OWENS

00:02:50
Basically what we feel needs to be incorporated into a head to toe physical exam...

SHEIR

00:02:55
With a focus on technique. So in a mock exam room like the one we were just in, a fourth year student helps first years with the more nitty gritty medical details.

OWENS

00:03:04
So if a student has a question like where is the specific lymph node located or why am I doing this? The fourth year is there to give that information.

SHEIR

00:03:12
But if a student has a question like, for instance...

OWENS

00:03:15
How do I use the otoscope? More of a technique question. Well, that's what the SPI is there for.

SHEIR

00:03:19
And as Ray Alcala explained to me after his session with the students, the SPI is there for something else too. I also got the feeling that you were sort of bringing in a patients perspective. You mentioned something about don't forget, everyone has a different eye level.

ALCALA

00:03:33
Yeah, that's very true. I mean, because a lot of times, students as doctors don't really realize the different issues they have to deal with and we were just covering a visual fields are checking their peripheral vision. And I have had really tall students checking vision fields but they're thinking of where their fields would be for them, that they'll do the maneuver and they're not getting the results that they're expecting and I can say, oh, and by the way when you notice the results were a little off, consider the fact that we only have a height differential.
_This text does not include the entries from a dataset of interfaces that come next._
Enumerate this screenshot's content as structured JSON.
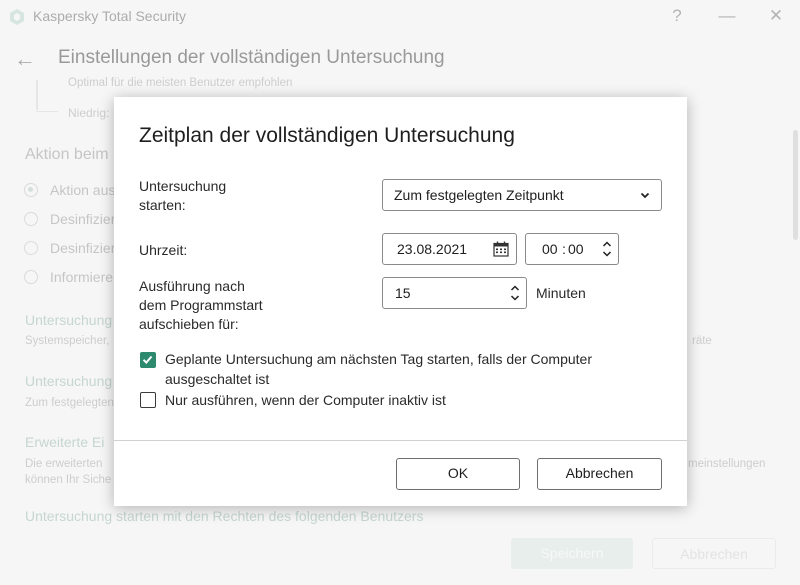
{
  "window": {
    "title": "Kaspersky Total Security",
    "help": "?",
    "minimize": "—",
    "close": "✕"
  },
  "header": {
    "title": "Einstellungen der vollständigen Untersuchung"
  },
  "background": {
    "level_line_1": "Optimal für die meisten Benutzer empfohlen",
    "level_low": "Niedrig:",
    "action_heading": "Aktion beim",
    "radios": [
      "Aktion aus",
      "Desinfizier",
      "Desinfizier",
      "Informiere"
    ],
    "section1_link": "Untersuchung",
    "section1_desc": "Systemspeicher,",
    "section1_desc_right": "räte",
    "section2_link": "Untersuchung",
    "section2_desc": "Zum festgelegten",
    "section3_link": "Erweiterte Ei",
    "section3_desc_1": "Die erweiterten",
    "section3_desc_1_right": "meinstellungen",
    "section3_desc_2": "können Ihr Siche",
    "section4_link": "Untersuchung starten mit den Rechten des folgenden Benutzers",
    "save_label": "Speichern",
    "cancel_label": "Abbrechen"
  },
  "dialog": {
    "title": "Zeitplan der vollständigen Untersuchung",
    "start_label_1": "Untersuchung",
    "start_label_2": "starten:",
    "start_value": "Zum festgelegten Zeitpunkt",
    "time_label": "Uhrzeit:",
    "date_value": "23.08.2021",
    "hour_value": "00",
    "minute_value": "00",
    "time_separator": ":",
    "delay_label_1": "Ausführung nach",
    "delay_label_2": "dem Programmstart",
    "delay_label_3": "aufschieben für:",
    "delay_value": "15",
    "delay_unit": "Minuten",
    "checkbox1_label_1": "Geplante Untersuchung am nächsten Tag starten, falls der Computer",
    "checkbox1_label_2": "ausgeschaltet ist",
    "checkbox1_checked": true,
    "checkbox2_label": "Nur ausführen, wenn der Computer inaktiv ist",
    "checkbox2_checked": false,
    "ok_label": "OK",
    "cancel_label": "Abbrechen"
  },
  "colors": {
    "accent": "#2e8a6f",
    "link_faded": "#9ab8ad"
  }
}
And I think that they appreciate that perspective.

SHEIR

00:04:04
Between his stints as a standardized patient and standardized instructor, Alcala says he's managed to create a fulltime gig, for others, though?

MR. JOSH DRUMRIGHT

00:04:12
I'm Josh Drumright.

SHEIR

00:04:14
He's more of a part time thing.

DRUMRIGHT

00:04:15
Yeah, so I come in for these things because they're in the evening and easy for me to do around my day job.

SHEIR

00:04:20
What is your day job?

DRUMRIGHT

00:04:22
I do background investigations for a federal agency.

SHEIR

00:04:27
But part time or no, just like Alcala, Drumright says he relishes the opportunity to teach medical students.

DRUMRIGHT

00:04:33
You feel like you have a hands on, interactive important role in medical school and it's a growing part of medical school. More and more medical schools are doing programs like this. It's fairly new for G.W. to have just regular people have such a large influence on the teaching process.

SHEIR

00:04:49
And while Ray Alcala agrees, this involvement of what lay people, I guess you could say, is a positive thing, he says it's not without its challenges, such as gaining the students trust.

ALCALA

00:05:00
I think a lot of students will look at, oh, well, you know, he's not a doctor, he's not a fourth year medical student, why should I believe what he has to say? But I think that if you demonstrate that you're confident and you speak the language they speak, all of a sudden, they open up to you.

SHEIR

00:05:16
But Alcala says it kind of works the other way too, being an SPI helps him look at these budding physicians in a whole other way.

ALCALA

00:05:23
You know how many years and how much training they go through but when you work with the students, the way that we get to work with the students, you know that they're real people and they're great people and I just have such great appreciation for what they do and what they have to go through to be able to care for all of us.

SHEIR

00:05:56
You can learn more about standardized patients, standardized patient instructors and the National Association dedicated to educating them on our website, metroconnection.org.
Transcripts of WAMU programs are available for personal use. Transcripts are provided "As Is" without warranties of any kind, either express or implied. WAMU does not warrant that the transcript is error-free. For all WAMU programs, the broadcast audio should be considered the authoritative version. Transcripts are owned by WAMU 88.5 FM American University Radio and are protected by laws in both the United States and international law. You may not sell or modify transcripts or reproduce, display, distribute, or otherwise use the transcript, in whole or in part, in any way for any public or commercial purpose without the express written permission of WAMU. All requests for uses beyond personal and noncommercial use should be referred to (202) 885-1200.